Mark Warren: There are two thoughts on that. One — during the incident, we teach our 3-out approach — get out, lockout, takeout. If my best option is to get out of the building, I do want to keep going and get away as far as possible. So that, we're not going to have control over. That's part of the process that that individual makes a decision in a crisis where seconds count. Now, what we tell those people at the same time is, once you're out and you know you're in an area that's safe, you need to make the appropriate contacts. You need to contact law enforcement that you're in this facility. Make yourself known to them in a potential witness standpoint. Then, from an accountability standpoint. The other side of that question too is that's why it's so important to educate people on the front side of this incidents. I always tell people, educate people when they are rational, not emotional. Obviously, you cannot educate people when they're emotional. When they are in an emotional mind, you cannot have a rational discussion with them. So that's why in schools, we do a parents' conference and one of the things I talk to parents about is, "If this happens at your child's school, do not come to the school". Because they're rational, I can educate them as to why they shouldn't come to the school. That they're going to make matters worse. They're going to bottleneck all the roads coming in and out making it more difficult for us to get emergency vehicles in to contain and control the situation, but also to get them out which could be your loved one that's wounded that we're trying to get to that primary care facility as quickly as possible. When we can educate them from the front side, then we can diminish the overall number possible that are going to respond. They're still going to, but we can diminish the numbers.

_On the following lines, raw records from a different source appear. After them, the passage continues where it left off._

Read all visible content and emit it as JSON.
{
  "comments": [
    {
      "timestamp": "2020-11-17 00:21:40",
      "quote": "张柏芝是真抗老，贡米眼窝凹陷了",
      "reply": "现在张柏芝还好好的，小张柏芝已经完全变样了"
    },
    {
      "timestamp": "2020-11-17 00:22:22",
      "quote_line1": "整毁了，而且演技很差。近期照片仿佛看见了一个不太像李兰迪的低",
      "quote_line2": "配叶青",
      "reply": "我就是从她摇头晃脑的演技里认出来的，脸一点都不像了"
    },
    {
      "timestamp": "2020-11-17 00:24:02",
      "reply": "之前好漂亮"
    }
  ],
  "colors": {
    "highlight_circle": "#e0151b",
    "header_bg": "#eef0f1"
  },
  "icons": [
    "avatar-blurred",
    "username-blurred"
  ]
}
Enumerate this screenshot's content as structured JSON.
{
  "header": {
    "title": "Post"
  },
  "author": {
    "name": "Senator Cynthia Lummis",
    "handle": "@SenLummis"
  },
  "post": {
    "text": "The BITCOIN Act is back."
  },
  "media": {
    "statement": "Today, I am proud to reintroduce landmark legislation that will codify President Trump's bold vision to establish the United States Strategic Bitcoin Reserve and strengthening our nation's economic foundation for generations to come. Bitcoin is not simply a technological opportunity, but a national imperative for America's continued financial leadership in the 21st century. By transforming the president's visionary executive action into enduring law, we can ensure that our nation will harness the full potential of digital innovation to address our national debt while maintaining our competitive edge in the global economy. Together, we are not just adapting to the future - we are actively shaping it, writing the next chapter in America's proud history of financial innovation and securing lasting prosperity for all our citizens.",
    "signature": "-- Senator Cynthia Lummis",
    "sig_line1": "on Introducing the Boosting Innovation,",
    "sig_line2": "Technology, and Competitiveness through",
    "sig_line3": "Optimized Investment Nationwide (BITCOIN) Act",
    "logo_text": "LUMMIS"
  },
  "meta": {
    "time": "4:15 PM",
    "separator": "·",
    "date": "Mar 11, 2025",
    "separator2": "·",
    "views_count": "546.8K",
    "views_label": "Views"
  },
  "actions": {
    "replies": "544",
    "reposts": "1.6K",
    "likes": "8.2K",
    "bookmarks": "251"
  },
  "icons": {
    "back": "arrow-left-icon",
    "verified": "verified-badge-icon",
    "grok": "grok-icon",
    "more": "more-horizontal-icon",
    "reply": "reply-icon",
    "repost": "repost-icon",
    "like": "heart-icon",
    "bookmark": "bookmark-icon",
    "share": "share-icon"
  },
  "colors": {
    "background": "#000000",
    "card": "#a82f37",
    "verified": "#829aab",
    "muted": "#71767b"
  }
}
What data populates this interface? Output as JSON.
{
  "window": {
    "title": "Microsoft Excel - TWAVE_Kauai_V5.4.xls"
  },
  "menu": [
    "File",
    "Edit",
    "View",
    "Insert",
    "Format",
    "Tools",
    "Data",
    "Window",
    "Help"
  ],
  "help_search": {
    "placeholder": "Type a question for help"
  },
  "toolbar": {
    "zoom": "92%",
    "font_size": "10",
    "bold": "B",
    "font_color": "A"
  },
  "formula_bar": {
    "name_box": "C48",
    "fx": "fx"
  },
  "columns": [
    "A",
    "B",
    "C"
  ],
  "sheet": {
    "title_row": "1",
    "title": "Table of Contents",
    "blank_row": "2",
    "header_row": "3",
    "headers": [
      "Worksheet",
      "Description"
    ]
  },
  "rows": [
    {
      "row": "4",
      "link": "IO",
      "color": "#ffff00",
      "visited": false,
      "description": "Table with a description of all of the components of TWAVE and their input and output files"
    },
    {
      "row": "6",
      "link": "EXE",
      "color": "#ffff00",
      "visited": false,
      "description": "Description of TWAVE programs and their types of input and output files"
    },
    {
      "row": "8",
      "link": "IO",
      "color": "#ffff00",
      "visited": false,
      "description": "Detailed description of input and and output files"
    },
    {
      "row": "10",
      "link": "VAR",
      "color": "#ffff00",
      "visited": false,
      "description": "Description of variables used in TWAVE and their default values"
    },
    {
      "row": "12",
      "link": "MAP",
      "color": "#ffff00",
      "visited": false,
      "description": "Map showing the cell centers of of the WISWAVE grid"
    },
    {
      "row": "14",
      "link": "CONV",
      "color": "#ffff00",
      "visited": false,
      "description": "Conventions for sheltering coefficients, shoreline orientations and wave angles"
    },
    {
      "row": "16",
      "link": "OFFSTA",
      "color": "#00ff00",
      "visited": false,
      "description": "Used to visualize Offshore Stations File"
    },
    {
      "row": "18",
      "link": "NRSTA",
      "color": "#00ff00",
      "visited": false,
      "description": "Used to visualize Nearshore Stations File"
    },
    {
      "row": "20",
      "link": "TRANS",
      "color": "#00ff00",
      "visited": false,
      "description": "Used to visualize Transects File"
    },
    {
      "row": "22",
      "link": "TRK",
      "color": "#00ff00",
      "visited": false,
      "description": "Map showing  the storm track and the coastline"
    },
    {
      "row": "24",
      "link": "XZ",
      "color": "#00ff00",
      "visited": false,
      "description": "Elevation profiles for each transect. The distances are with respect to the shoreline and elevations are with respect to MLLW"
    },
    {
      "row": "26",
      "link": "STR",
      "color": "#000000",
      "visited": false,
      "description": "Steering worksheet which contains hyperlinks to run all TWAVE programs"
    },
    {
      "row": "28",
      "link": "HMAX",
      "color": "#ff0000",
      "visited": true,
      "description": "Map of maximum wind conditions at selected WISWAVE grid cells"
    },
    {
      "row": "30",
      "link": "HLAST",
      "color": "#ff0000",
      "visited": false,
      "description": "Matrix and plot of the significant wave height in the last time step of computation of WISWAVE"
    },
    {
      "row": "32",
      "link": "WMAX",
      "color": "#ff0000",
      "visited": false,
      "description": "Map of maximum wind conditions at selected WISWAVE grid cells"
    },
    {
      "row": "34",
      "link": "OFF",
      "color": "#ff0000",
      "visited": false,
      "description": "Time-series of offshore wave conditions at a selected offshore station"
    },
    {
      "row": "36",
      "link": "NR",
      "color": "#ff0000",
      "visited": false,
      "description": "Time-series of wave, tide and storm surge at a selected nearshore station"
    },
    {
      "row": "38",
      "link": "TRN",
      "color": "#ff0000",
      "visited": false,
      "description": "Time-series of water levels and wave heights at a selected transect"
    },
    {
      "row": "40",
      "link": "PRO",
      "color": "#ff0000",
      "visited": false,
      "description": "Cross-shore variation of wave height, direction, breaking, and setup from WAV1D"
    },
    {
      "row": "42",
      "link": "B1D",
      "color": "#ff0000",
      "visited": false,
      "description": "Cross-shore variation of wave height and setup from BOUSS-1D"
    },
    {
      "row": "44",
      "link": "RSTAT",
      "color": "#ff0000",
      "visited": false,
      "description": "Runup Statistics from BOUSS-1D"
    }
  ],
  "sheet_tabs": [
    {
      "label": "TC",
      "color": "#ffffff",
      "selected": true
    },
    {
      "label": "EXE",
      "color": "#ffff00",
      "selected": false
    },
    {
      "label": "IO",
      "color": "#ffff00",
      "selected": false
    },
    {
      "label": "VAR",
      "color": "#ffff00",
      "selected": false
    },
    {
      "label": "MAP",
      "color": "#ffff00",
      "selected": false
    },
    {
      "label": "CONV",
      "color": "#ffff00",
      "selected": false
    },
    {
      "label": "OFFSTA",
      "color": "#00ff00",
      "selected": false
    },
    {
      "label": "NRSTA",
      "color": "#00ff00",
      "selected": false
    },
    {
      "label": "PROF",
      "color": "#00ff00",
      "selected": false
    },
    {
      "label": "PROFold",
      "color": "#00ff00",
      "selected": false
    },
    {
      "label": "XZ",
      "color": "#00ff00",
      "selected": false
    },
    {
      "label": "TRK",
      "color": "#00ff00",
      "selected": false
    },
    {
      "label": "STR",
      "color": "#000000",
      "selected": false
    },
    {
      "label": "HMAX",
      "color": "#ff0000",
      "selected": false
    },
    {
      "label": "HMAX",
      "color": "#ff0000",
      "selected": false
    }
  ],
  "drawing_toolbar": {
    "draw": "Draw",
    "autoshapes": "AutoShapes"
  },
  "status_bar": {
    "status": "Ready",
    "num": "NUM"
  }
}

That avoids some of that bottleneck, as far as the actual transportation of the employees or faculty and staff. I look at it like this, that's going to be an organized evacuation. We should not see unless we have so many police officers on scene that were bringing out this many at a time that if you look, one — we are establishing within the facility and safe route of transfer. In other words, I have a visual line of officers. One officer can see the next one at that corner that can see the next one at that corner all the way out to the entrance where we have that bus pull up as close as possible to bring people out in a single file, escorted on to the bus. Get that room on that bus with an armed officer. Drive off, next room. I don't really see that we should have a large number. Let's start slowing down unless somebody has a severe injury, what is the rush to come out of lockdown? I tell people all the time, "You have the rest of your lives to come out of lockdown, make sure you're right". Until they are contacted by a uniformed police officer and hopefully somebody from their organization at that locked and barricaded door telling them, "It is us, sliding my ID under the door to prove to them I'm a police officer with picture ID". And at that point, opening that door and following their directions, getting patted down and walking through that round of officers to make sure we are in a secured space, we need to slow this down at that point. It's just getting people to understand, "yes, it's scary, but if you're okay, stay focused on the task at hand". The task at hand is to make sure you remain safe and secured. How do you that? Do what you need to do until you're contacted by the appropriate people and told what the next steps are.
Click Here to watch a recording of “The New Normal” – Recovering from an Intruder Response Incident.